## Work instructions
The reply must repeat each entry exactly and contain no pictures.

★ ★ ★ ★ ★ ★ ★

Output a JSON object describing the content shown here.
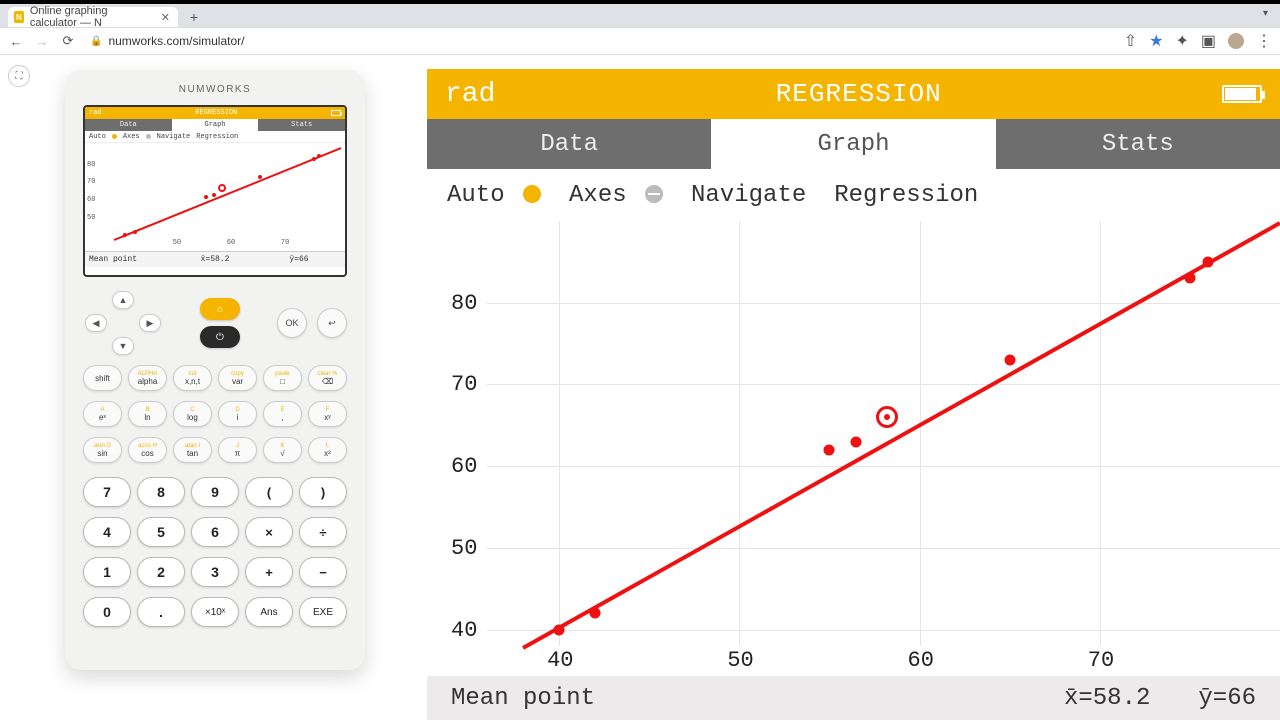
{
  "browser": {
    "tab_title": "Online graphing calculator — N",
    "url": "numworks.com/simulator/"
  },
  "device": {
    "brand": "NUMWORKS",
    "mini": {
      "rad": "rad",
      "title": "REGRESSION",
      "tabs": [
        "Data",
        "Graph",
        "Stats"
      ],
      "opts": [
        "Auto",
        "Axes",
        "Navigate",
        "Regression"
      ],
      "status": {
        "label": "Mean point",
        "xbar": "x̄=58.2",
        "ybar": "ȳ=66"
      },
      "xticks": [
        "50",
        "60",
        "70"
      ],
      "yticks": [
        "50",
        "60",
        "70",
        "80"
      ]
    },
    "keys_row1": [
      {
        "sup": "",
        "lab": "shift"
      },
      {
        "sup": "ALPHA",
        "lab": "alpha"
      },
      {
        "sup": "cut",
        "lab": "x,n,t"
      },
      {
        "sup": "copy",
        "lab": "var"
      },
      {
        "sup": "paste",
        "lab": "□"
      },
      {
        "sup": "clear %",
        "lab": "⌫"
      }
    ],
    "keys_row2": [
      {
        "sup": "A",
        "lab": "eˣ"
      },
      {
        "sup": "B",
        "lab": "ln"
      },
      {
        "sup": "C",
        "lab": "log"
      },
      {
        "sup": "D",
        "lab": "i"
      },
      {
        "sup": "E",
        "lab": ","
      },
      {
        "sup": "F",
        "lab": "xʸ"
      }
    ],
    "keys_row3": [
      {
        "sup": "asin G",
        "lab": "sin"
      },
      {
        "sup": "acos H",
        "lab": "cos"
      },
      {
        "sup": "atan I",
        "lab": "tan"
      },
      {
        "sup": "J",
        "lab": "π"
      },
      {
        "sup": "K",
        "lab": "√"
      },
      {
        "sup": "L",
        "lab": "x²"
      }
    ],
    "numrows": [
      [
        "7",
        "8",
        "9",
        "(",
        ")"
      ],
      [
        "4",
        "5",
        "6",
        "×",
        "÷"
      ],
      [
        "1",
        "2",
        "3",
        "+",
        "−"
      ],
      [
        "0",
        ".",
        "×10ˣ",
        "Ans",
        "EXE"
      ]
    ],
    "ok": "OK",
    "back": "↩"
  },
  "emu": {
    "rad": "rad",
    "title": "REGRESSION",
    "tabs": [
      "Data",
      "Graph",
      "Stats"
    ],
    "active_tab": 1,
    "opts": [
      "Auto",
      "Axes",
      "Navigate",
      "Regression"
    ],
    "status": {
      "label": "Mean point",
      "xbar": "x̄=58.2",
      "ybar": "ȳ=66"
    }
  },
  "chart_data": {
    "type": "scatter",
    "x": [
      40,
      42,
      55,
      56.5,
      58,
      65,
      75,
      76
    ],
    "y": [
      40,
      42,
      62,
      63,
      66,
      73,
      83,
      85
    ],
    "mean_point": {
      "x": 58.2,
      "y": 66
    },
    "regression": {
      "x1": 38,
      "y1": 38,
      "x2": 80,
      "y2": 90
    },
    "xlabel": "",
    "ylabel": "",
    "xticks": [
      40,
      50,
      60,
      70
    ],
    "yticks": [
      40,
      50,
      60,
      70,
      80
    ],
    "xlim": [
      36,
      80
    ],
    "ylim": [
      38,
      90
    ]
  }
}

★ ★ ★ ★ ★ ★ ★

## Your response
Output a JSON object describing the content shown here.
{
  "browser": {
    "tab_title": "Online graphing calculator — N",
    "url": "numworks.com/simulator/"
  },
  "device": {
    "brand": "NUMWORKS",
    "mini": {
      "rad": "rad",
      "title": "REGRESSION",
      "tabs": [
        "Data",
        "Graph",
        "Stats"
      ],
      "opts": [
        "Auto",
        "Axes",
        "Navigate",
        "Regression"
      ],
      "status": {
        "label": "Mean point",
        "xbar": "x̄=58.2",
        "ybar": "ȳ=66"
      },
      "xticks": [
        "50",
        "60",
        "70"
      ],
      "yticks": [
        "50",
        "60",
        "70",
        "80"
      ]
    },
    "keys_row1": [
      {
        "sup": "",
        "lab": "shift"
      },
      {
        "sup": "ALPHA",
        "lab": "alpha"
      },
      {
        "sup": "cut",
        "lab": "x,n,t"
      },
      {
        "sup": "copy",
        "lab": "var"
      },
      {
        "sup": "paste",
        "lab": "□"
      },
      {
        "sup": "clear %",
        "lab": "⌫"
      }
    ],
    "keys_row2": [
      {
        "sup": "A",
        "lab": "eˣ"
      },
      {
        "sup": "B",
        "lab": "ln"
      },
      {
        "sup": "C",
        "lab": "log"
      },
      {
        "sup": "D",
        "lab": "i"
      },
      {
        "sup": "E",
        "lab": ","
      },
      {
        "sup": "F",
        "lab": "xʸ"
      }
    ],
    "keys_row3": [
      {
        "sup": "asin G",
        "lab": "sin"
      },
      {
        "sup": "acos H",
        "lab": "cos"
      },
      {
        "sup": "atan I",
        "lab": "tan"
      },
      {
        "sup": "J",
        "lab": "π"
      },
      {
        "sup": "K",
        "lab": "√"
      },
      {
        "sup": "L",
        "lab": "x²"
      }
    ],
    "numrows": [
      [
        "7",
        "8",
        "9",
        "(",
        ")"
      ],
      [
        "4",
        "5",
        "6",
        "×",
        "÷"
      ],
      [
        "1",
        "2",
        "3",
        "+",
        "−"
      ],
      [
        "0",
        ".",
        "×10ˣ",
        "Ans",
        "EXE"
      ]
    ],
    "ok": "OK",
    "back": "↩"
  },
  "emu": {
    "rad": "rad",
    "title": "REGRESSION",
    "tabs": [
      "Data",
      "Graph",
      "Stats"
    ],
    "active_tab": 1,
    "opts": [
      "Auto",
      "Axes",
      "Navigate",
      "Regression"
    ],
    "status": {
      "label": "Mean point",
      "xbar": "x̄=58.2",
      "ybar": "ȳ=66"
    }
  },
  "chart_data": {
    "type": "scatter",
    "x": [
      40,
      42,
      55,
      56.5,
      58,
      65,
      75,
      76
    ],
    "y": [
      40,
      42,
      62,
      63,
      66,
      73,
      83,
      85
    ],
    "mean_point": {
      "x": 58.2,
      "y": 66
    },
    "regression": {
      "x1": 38,
      "y1": 38,
      "x2": 80,
      "y2": 90
    },
    "xlabel": "",
    "ylabel": "",
    "xticks": [
      40,
      50,
      60,
      70
    ],
    "yticks": [
      40,
      50,
      60,
      70,
      80
    ],
    "xlim": [
      36,
      80
    ],
    "ylim": [
      38,
      90
    ]
  }
}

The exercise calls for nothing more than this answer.